Rio Grande del Norte National Monument
For generations, Native American and Hispanic people have used the scenic, mountainous land northwest of Taos for hunting, grazing, and the gathering of herbs, medicinal plants and firewood. In 2013, President Obama created the Rio Grande del Norte National Monument, protecting some of this land for its scenic values, to protect access by local residents, and to support an emerging recreation economy in a region popular with sightseers, hikers, campers, and river-runners.

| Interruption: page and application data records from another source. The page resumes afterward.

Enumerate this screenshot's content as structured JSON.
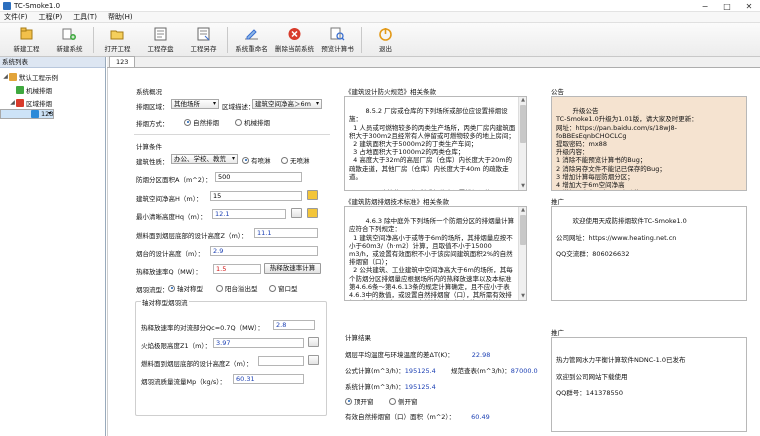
{
  "window": {
    "title": "TC-Smoke1.0"
  },
  "menu": [
    "文件(F)",
    "工程(P)",
    "工具(T)",
    "帮助(H)"
  ],
  "toolbar": [
    {
      "label": "新建工程",
      "icon": "new-project-icon"
    },
    {
      "label": "新建系统",
      "icon": "new-system-icon"
    },
    {
      "label": "打开工程",
      "icon": "open-project-icon"
    },
    {
      "label": "工程存盘",
      "icon": "save-project-icon"
    },
    {
      "label": "工程另存",
      "icon": "save-as-icon"
    },
    {
      "label": "系统重命名",
      "icon": "rename-system-icon"
    },
    {
      "label": "删除当前系统",
      "icon": "delete-system-icon"
    },
    {
      "label": "预览计算书",
      "icon": "preview-report-icon"
    },
    {
      "label": "退出",
      "icon": "exit-icon"
    }
  ],
  "sidebar": {
    "header": "系统列表",
    "tree": [
      {
        "label": "默认工程示例",
        "level": 0
      },
      {
        "label": "机械排烟",
        "level": 1
      },
      {
        "label": "区域排烟",
        "level": 1
      },
      {
        "label": "123",
        "level": 2
      }
    ]
  },
  "tab": {
    "label": "123"
  },
  "overview": {
    "title": "系统概况",
    "zone_label": "排烟区域：",
    "zone_value": "其他场所",
    "area_desc_label": "区域描述：",
    "area_desc_value": "建筑空间净高＞6m",
    "mode_label": "排烟方式：",
    "mode_options": [
      "自然排烟",
      "机械排烟"
    ]
  },
  "calc": {
    "title": "计算条件",
    "building_label": "建筑性质：",
    "building_value": "办公、学校、教荒",
    "sprinkler_options": [
      "有喷淋",
      "无喷淋"
    ],
    "area_label": "防烟分区面积A（m^2）：",
    "area_value": "500",
    "height_label": "建筑空间净高H（m）：",
    "height_value": "15",
    "min_clear_label": "最小清晰高度Hq（m）：",
    "min_clear_value": "12.1",
    "smoke_layer_label": "燃料面到烟层底部的设计高度Z（m）：",
    "smoke_layer_value": "11.1",
    "design_height_label": "烟台的设计高度（m）：",
    "design_height_value": "2.9",
    "heat_release_label": "热释放速率Q（MW）：",
    "heat_release_value": "1.5",
    "heat_calc_button": "热释放速率计算",
    "plume_type_label": "烟羽流型：",
    "plume_options": [
      "轴对称型",
      "阳台溢出型",
      "窗口型"
    ],
    "plume_group_title": "轴对称型烟羽流",
    "convective_label": "热释放速率的对流部分Qc=0.7Q（MW）：",
    "convective_value": "2.8",
    "flame_limit_label": "火焰极限高度Z1（m）：",
    "flame_limit_value": "3.97",
    "fuel_height_label": "燃料面到烟层底部的设计高度Z（m）：",
    "fuel_height_value": "",
    "mass_flow_label": "烟羽流质量流量Mp（kg/s）：",
    "mass_flow_value": "60.31"
  },
  "code1": {
    "title": "《建筑设计防火规范》相关条款",
    "text": "8.5.2 厂房或仓库的下列场所或部位应设置排烟设施：\n  1 人员或可燃物较多的丙类生产场所，丙类厂房内建筑面积大于300m2且经常有人停留或可燃物较多的地上房间；\n  2 建筑面积大于5000m2的丁类生产车间；\n  3 占地面积大于1000m2的丙类仓库；\n  4 高度大于32m的高层厂房（仓库）内长度大于20m的疏散走道，其他厂房（仓库）内长度大于40m 的疏散走道。\n\n8.5.3 民用建筑的下列场所或部位应设置排烟设施："
  },
  "code2": {
    "title": "《建筑防烟排烟技术标准》相关条款",
    "text": "4.6.3 除中庭外下列场所一个防烟分区的排烟量计算应符合下列规定：\n  1 建筑空间净高小于或等于6m的场所，其排烟量应按不小于60m3/（h·m2）计算，且取值不小于15000 m3/h，或设置有效面积不小于该房间建筑面积2%的自然排烟窗（口）；\n  2 公共建筑、工业建筑中空间净高大于6m的场所，其每个防烟分区排烟量应根据场所内的热释放速率以及本标准第4.6.6条～第4.6.13条的规定计算确定，且不应小于表4.6.3中的数值，或设置自然排烟窗（口），其所需有效排烟面积应根据表4.6.3及自然排烟窗（口）处风速计算。"
  },
  "results": {
    "title": "计算结果",
    "temp_label": "烟层平均温度与环境温度的差ΔT(K)：",
    "temp_value": "22.98",
    "formula_label": "公式计算(m^3/h)：",
    "formula_value": "195125.4",
    "spec_label": "规范查表(m^3/h)：",
    "spec_value": "87000.0",
    "system_label": "系统计算(m^3/h)：",
    "system_value": "195125.4",
    "open_options": [
      "顶开窗",
      "侧开窗"
    ],
    "window_area_label": "有效自然排烟窗（口）面积（m^2）：",
    "window_area_value": "60.49"
  },
  "notice": {
    "title": "公告",
    "text": "升级公告\nTC-Smoke1.0升级为1.01版，请大家及时更新：\n网址：https://pan.baidu.com/s/18wJ8-foBBEsEqnbCHOCLCg\n提取密码：mx88\n升级内容：\n1 消除不能预览计算书的Bug；\n2 消除另存文件不能记已保存的Bug；\n3 增加计算每层防烟分区；\n4 增加大于6m空间净高\n5 增加用户名、密码已忘功能。"
  },
  "promo": {
    "title": "推广",
    "text": "欢迎使用天成防排烟软件TC-Smoke1.0\n\n公司网址：https://www.heating.net.cn\n\nQQ交流群：806026632"
  },
  "promo2": {
    "title": "推广",
    "text": "\n热力管网水力平衡计算软件NDNC-1.0已发布\n\n欢迎到公司网站下载使用\n\nQQ群号：141378550"
  },
  "colors": {
    "notice_bg": "#f5e3d0",
    "accent": "#1b3fb3",
    "warning_red": "#d01010"
  }
}
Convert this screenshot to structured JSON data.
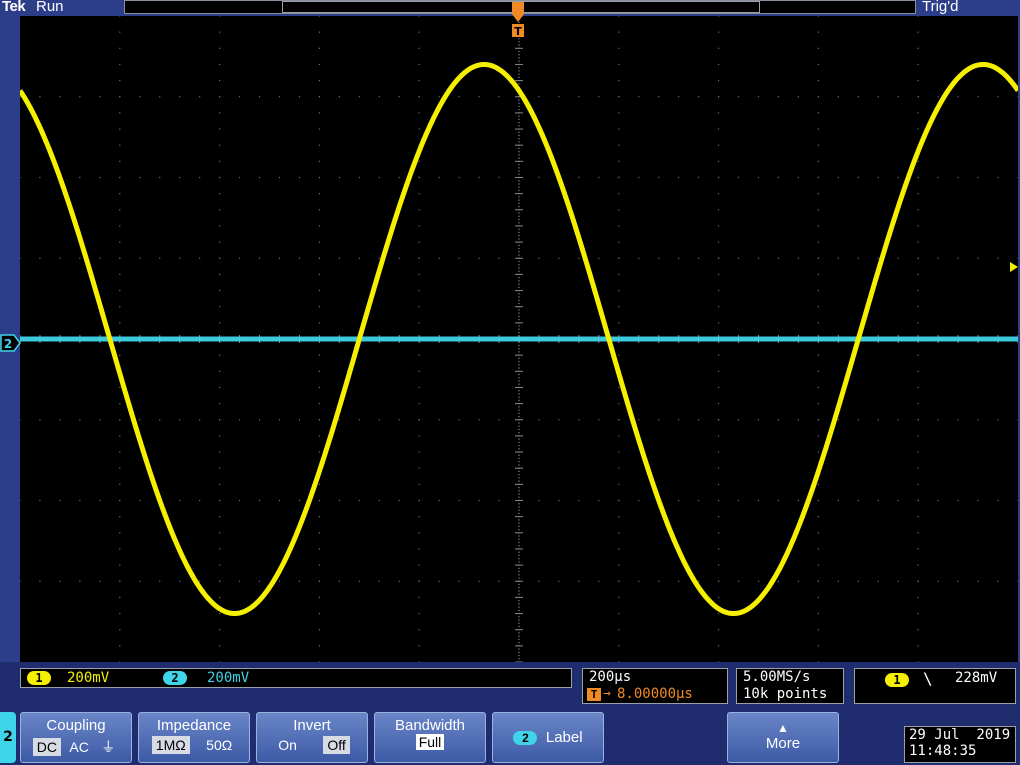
{
  "top": {
    "brand": "Tek",
    "acq_state": "Run",
    "trigger_state": "Trig'd"
  },
  "markers": {
    "trigger_pos": "T",
    "ch2_ground": "2"
  },
  "status": {
    "ch1_num": "1",
    "ch1_scale": "200mV",
    "ch2_num": "2",
    "ch2_scale": "200mV",
    "timebase": "200µs",
    "trig_delay": "8.00000µs",
    "sample_rate": "5.00MS/s",
    "record_length": "10k points",
    "trig_source": "1",
    "trig_slope": "\\",
    "trig_level": "228mV"
  },
  "menu": {
    "channel": "2",
    "coupling": {
      "title": "Coupling",
      "dc": "DC",
      "ac": "AC",
      "gnd": "⏚",
      "selected": "DC"
    },
    "impedance": {
      "title": "Impedance",
      "1m": "1MΩ",
      "50": "50Ω",
      "selected": "1M"
    },
    "invert": {
      "title": "Invert",
      "on": "On",
      "off": "Off",
      "selected": "Off"
    },
    "bandwidth": {
      "title": "Bandwidth",
      "value": "Full"
    },
    "label": {
      "num": "2",
      "text": "Label"
    },
    "more": {
      "text": "More"
    }
  },
  "clock": {
    "date": "29 Jul  2019",
    "time": "11:48:35"
  },
  "colors": {
    "ch1": "#f4f000",
    "ch2": "#3fd4e8",
    "frame": "#2c3e8a",
    "trigger": "#f08a24"
  },
  "chart_data": {
    "type": "line",
    "grid": {
      "divisions_x": 10,
      "divisions_y": 8
    },
    "series": [
      {
        "name": "1",
        "amplitude_div": 3.4,
        "period_div": 5.0,
        "phase_at_left_div": 0.9,
        "offset_div": 0.0
      },
      {
        "name": "2",
        "amplitude_div": 0.0,
        "offset_div": 0.0
      }
    ]
  }
}
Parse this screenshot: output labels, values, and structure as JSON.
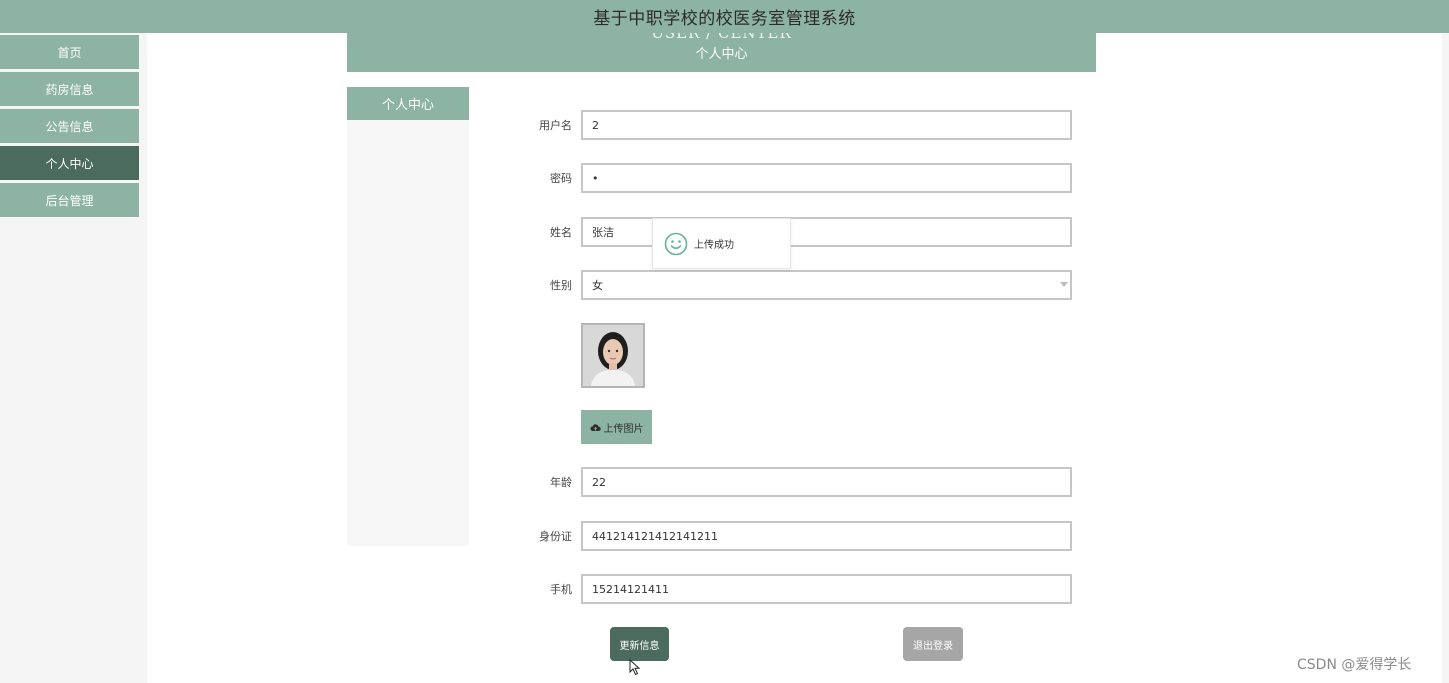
{
  "app": {
    "title": "基于中职学校的校医务室管理系统"
  },
  "sidebar": {
    "items": [
      {
        "label": "首页",
        "active": false
      },
      {
        "label": "药房信息",
        "active": false
      },
      {
        "label": "公告信息",
        "active": false
      },
      {
        "label": "个人中心",
        "active": true
      },
      {
        "label": "后台管理",
        "active": false
      }
    ]
  },
  "banner": {
    "en": "USER / CENTER",
    "cn": "个人中心"
  },
  "panel": {
    "tab_label": "个人中心"
  },
  "form": {
    "username": {
      "label": "用户名",
      "value": "2"
    },
    "password": {
      "label": "密码",
      "value": "•"
    },
    "name": {
      "label": "姓名",
      "value": "张洁"
    },
    "gender": {
      "label": "性别",
      "value": "女"
    },
    "upload_label": "上传图片",
    "age": {
      "label": "年龄",
      "value": "22"
    },
    "id_card": {
      "label": "身份证",
      "value": "441214121412141211"
    },
    "phone": {
      "label": "手机",
      "value": "15214121411"
    }
  },
  "toast": {
    "message": "上传成功"
  },
  "actions": {
    "update_label": "更新信息",
    "logout_label": "退出登录"
  },
  "watermark": "CSDN @爱得学长",
  "colors": {
    "primary": "#8db3a5",
    "active": "#4c6b5f",
    "gray_button": "#a6a6a6"
  }
}
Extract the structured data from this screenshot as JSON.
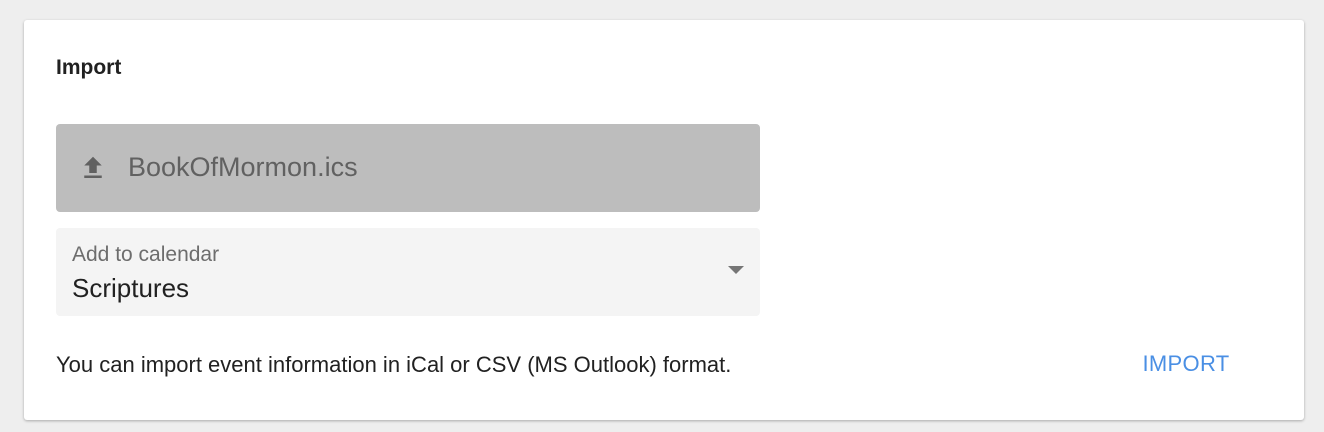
{
  "card": {
    "title": "Import"
  },
  "file_picker": {
    "icon": "upload-icon",
    "file_name": "BookOfMormon.ics",
    "background": "#bdbdbd"
  },
  "calendar_select": {
    "label": "Add to calendar",
    "value": "Scriptures",
    "icon": "dropdown-arrow-icon"
  },
  "help_text": "You can import event information in iCal or CSV (MS Outlook) format.",
  "actions": {
    "import_label": "IMPORT",
    "accent_color": "#4a8fe4"
  }
}
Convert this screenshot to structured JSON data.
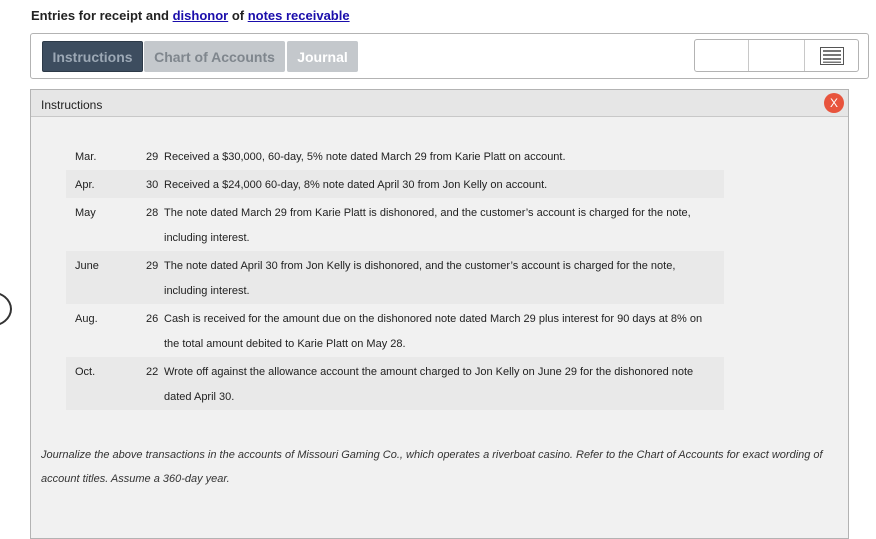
{
  "header": {
    "prefix": "Entries for receipt and ",
    "link1": "dishonor",
    "mid": " of ",
    "link2": "notes receivable"
  },
  "tabs": {
    "instructions": "Instructions",
    "chart": "Chart of Accounts",
    "journal": "Journal"
  },
  "panel": {
    "title": "Instructions",
    "close_label": "X"
  },
  "entries": [
    {
      "month": "Mar.",
      "day": "29",
      "text": "Received a $30,000, 60-day, 5% note dated March 29 from Karie Platt on account."
    },
    {
      "month": "Apr.",
      "day": "30",
      "text": "Received a $24,000 60-day, 8% note dated April 30 from Jon Kelly on account."
    },
    {
      "month": "May",
      "day": "28",
      "text": "The note dated March 29 from Karie Platt is dishonored, and the customer’s account is charged for the note, including interest."
    },
    {
      "month": "June",
      "day": "29",
      "text": "The note dated April 30 from Jon Kelly is dishonored, and the customer’s account is charged for the note, including interest."
    },
    {
      "month": "Aug.",
      "day": "26",
      "text": "Cash is received for the amount due on the dishonored note dated March 29 plus interest for 90 days at 8% on the total amount debited to Karie Platt on May 28."
    },
    {
      "month": "Oct.",
      "day": "22",
      "text": "Wrote off against the allowance account the amount charged to Jon Kelly on June 29 for the dishonored note dated April 30."
    }
  ],
  "footnote": "Journalize the above transactions in the accounts of Missouri Gaming Co., which operates a riverboat casino. Refer to the Chart of Accounts for exact wording of account titles. Assume a 360-day year."
}
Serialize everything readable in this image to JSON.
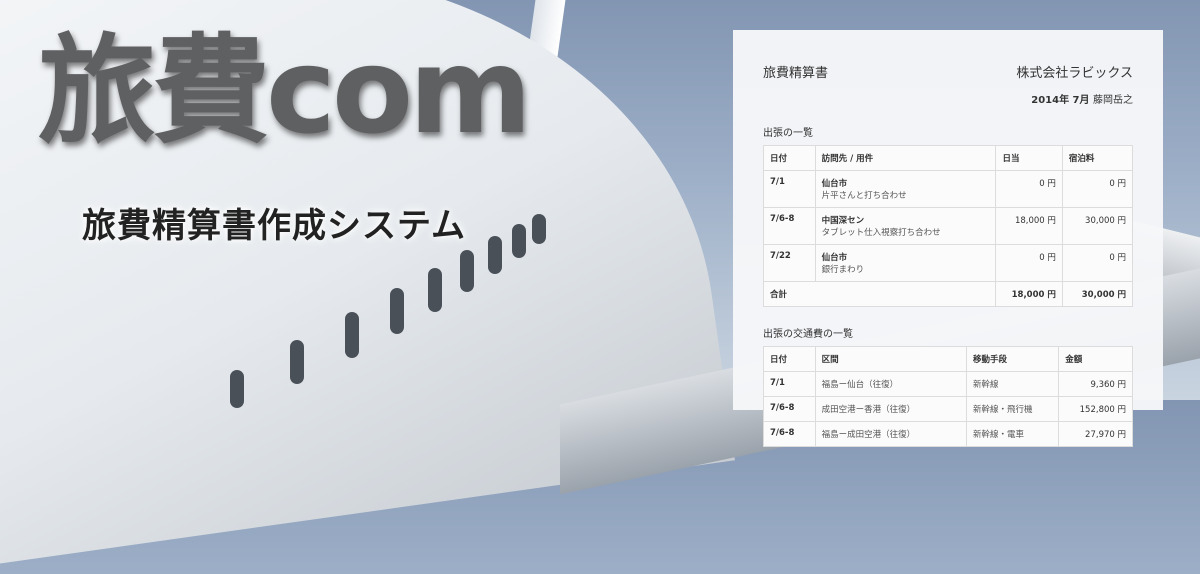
{
  "banner": {
    "title": "旅費com",
    "subtitle": "旅費精算書作成システム"
  },
  "document": {
    "title": "旅費精算書",
    "company": "株式会社ラビックス",
    "period": "2014年 7月",
    "person": "藤岡岳之",
    "trips": {
      "heading": "出張の一覧",
      "headers": [
        "日付",
        "訪問先 / 用件",
        "日当",
        "宿泊料"
      ],
      "rows": [
        {
          "date": "7/1",
          "place": "仙台市",
          "purpose": "片平さんと打ち合わせ",
          "allowance": "0 円",
          "lodging": "0 円"
        },
        {
          "date": "7/6-8",
          "place": "中国深セン",
          "purpose": "タブレット仕入視察打ち合わせ",
          "allowance": "18,000 円",
          "lodging": "30,000 円"
        },
        {
          "date": "7/22",
          "place": "仙台市",
          "purpose": "銀行まわり",
          "allowance": "0 円",
          "lodging": "0 円"
        }
      ],
      "total": {
        "label": "合計",
        "allowance": "18,000 円",
        "lodging": "30,000 円"
      }
    },
    "transport": {
      "heading": "出張の交通費の一覧",
      "headers": [
        "日付",
        "区間",
        "移動手段",
        "金額"
      ],
      "rows": [
        {
          "date": "7/1",
          "route": "福島ー仙台（往復）",
          "means": "新幹線",
          "amount": "9,360 円"
        },
        {
          "date": "7/6-8",
          "route": "成田空港ー香港（往復）",
          "means": "新幹線・飛行機",
          "amount": "152,800 円"
        },
        {
          "date": "7/6-8",
          "route": "福島ー成田空港（往復）",
          "means": "新幹線・電車",
          "amount": "27,970 円"
        }
      ]
    }
  }
}
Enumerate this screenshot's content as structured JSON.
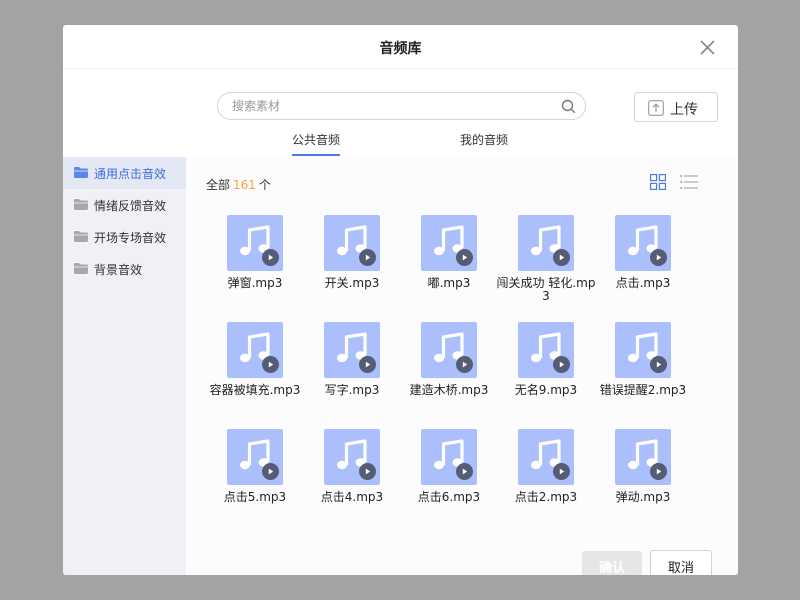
{
  "dialog": {
    "title": "音频库"
  },
  "search": {
    "placeholder": "搜索素材",
    "value": ""
  },
  "upload": {
    "label": "上传"
  },
  "tabs": [
    {
      "label": "公共音频",
      "active": true
    },
    {
      "label": "我的音频",
      "active": false
    }
  ],
  "sidebar": {
    "items": [
      {
        "label": "通用点击音效",
        "active": true
      },
      {
        "label": "情绪反馈音效",
        "active": false
      },
      {
        "label": "开场专场音效",
        "active": false
      },
      {
        "label": "背景音效",
        "active": false
      }
    ]
  },
  "content": {
    "count_prefix": "全部",
    "count_value": "161",
    "count_suffix": "个",
    "files": [
      {
        "name": "弹窗.mp3"
      },
      {
        "name": "开关.mp3"
      },
      {
        "name": "嘟.mp3"
      },
      {
        "name": "闯关成功 轻化.mp3"
      },
      {
        "name": "点击.mp3"
      },
      {
        "name": "容器被填充.mp3"
      },
      {
        "name": "写字.mp3"
      },
      {
        "name": "建造木桥.mp3"
      },
      {
        "name": "无名9.mp3"
      },
      {
        "name": "错误提醒2.mp3"
      },
      {
        "name": "点击5.mp3"
      },
      {
        "name": "点击4.mp3"
      },
      {
        "name": "点击6.mp3"
      },
      {
        "name": "点击2.mp3"
      },
      {
        "name": "弹动.mp3"
      }
    ]
  },
  "footer": {
    "confirm_label": "确认",
    "cancel_label": "取消"
  },
  "colors": {
    "accent": "#4a7be0",
    "count_highlight": "#f4a33d",
    "thumb_bg": "#aabffb",
    "play_badge": "#555d74"
  },
  "icons": {
    "close": "close-icon",
    "search": "search-icon",
    "upload": "upload-icon",
    "folder": "folder-icon",
    "grid_view": "grid-view-icon",
    "list_view": "list-view-icon",
    "music_note": "music-note-icon",
    "play": "play-icon"
  }
}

In 2016, with support from local residents, The Trust for Public Land added a key 2,500-acre parcel to the monument. Cradled among massive mountains—Cerro de la Olla, Cerro Chiflo, and Cerro Montosa—this dramatic landscape lies only a mile from where the Red River joins the Rio Grande in a scenic 800-foot canyon. In addition to preventing potential development, preservation of the rugged, wide-open landscape significantly improved public access to the interior of the monument.
The enlargement of Rio Grande del Norte National Monument was made possible by the LOR Foundation, which supported purchase the land in advance of its final protection by the Bureau of Land Management through a grant from the federal Land and Water Conservation Fund.